I've reported bugs with no fee. Some were fixed and some were not. I don't assume to be the first or last person to report a bug. I highly doubt any developer would purposefully leave in bugs. Sometimes fixing one bug involves creating 2 or 3 or even more.Petermint wrote:Microsoft are well known for never fixing some problems. Many years ago, I reported a serious problem and supplied a fix. The next release of Windows contained the same problem because they cut the development version of Windows before applying my fix. I tried to report the problem and fix for the new release but Microsoft said I had to pay a $135 service fee to report the problem. That is one area where Linux saves some money.

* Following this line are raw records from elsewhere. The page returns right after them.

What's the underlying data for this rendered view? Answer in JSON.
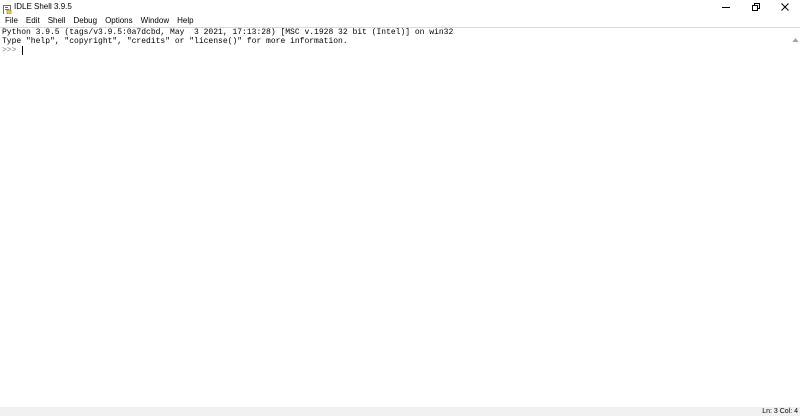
{
  "window": {
    "title": "IDLE Shell 3.9.5"
  },
  "menu": {
    "items": [
      "File",
      "Edit",
      "Shell",
      "Debug",
      "Options",
      "Window",
      "Help"
    ]
  },
  "shell": {
    "line1": "Python 3.9.5 (tags/v3.9.5:0a7dcbd, May  3 2021, 17:13:28) [MSC v.1928 32 bit (Intel)] on win32",
    "line2": "Type \"help\", \"copyright\", \"credits\" or \"license()\" for more information.",
    "prompt": ">>> "
  },
  "status": {
    "position": "Ln: 3  Col: 4"
  },
  "icons": {
    "app": "idle-app-icon",
    "minimize": "minimize-icon",
    "restore": "restore-icon",
    "close": "close-icon"
  },
  "colors": {
    "prompt": "#7f7f7f",
    "statusbar": "#f0f0f0"
  }
}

Microsoft did not get the $135. Some computers under my control switched to Linux. Based on the feedback from my publishing stories like that, somewhere over 10,000 desktop computers switched to Linux.
Unfortunately most of those organisations have to keep some computers running Windows. My posts here are about why I have to keep Windows running on at least one computer. The discussion should help the development of Linux. Instead I find people saying we should somehow treat Linux as a special case.
We officially do not like Windows because new releases introduce errors but we have to like Linux despite a new release introducing errors plus regressions. We officially do not like Windows because the new user interface is dumb compared to the previous release but we have to like it when Linux does exactly the same.
The discussion is not to treat Linux as a special case. Merely to start a dialogue to consider suggestions and ideas.
As for "we" "officially" not liking windows, that's a blanket statement. Almost every new iteration and patch for every OS, as well as 3rd party software, comes with bug fixes and new bugs. Stating that the user interface is "dumb", when many distros have copied it, is not only an opinion but nonsensical as well. UI's are inherently subjective. I've developed UI's for several apps within my company and are all equally criticized. When one feature is changed team "x" complains. When it goes back to the old way, team "y" complains. The bottom line is, you consider the over all average user experience and go from there. Linux and Windows, as well as OSx all do the same thing. Just in different ways. Neither are "dumb", just different.
Also, you don't have to like a new UI, Windows, Linux, or otherwise. Just like Linux, you are free to change your UI in Windows and OSx. There are a ton of 3rd party UI's for almost every OS. Everyone's got a preference. For instance, while I dislike OSx, my favorite UI is Pantheon.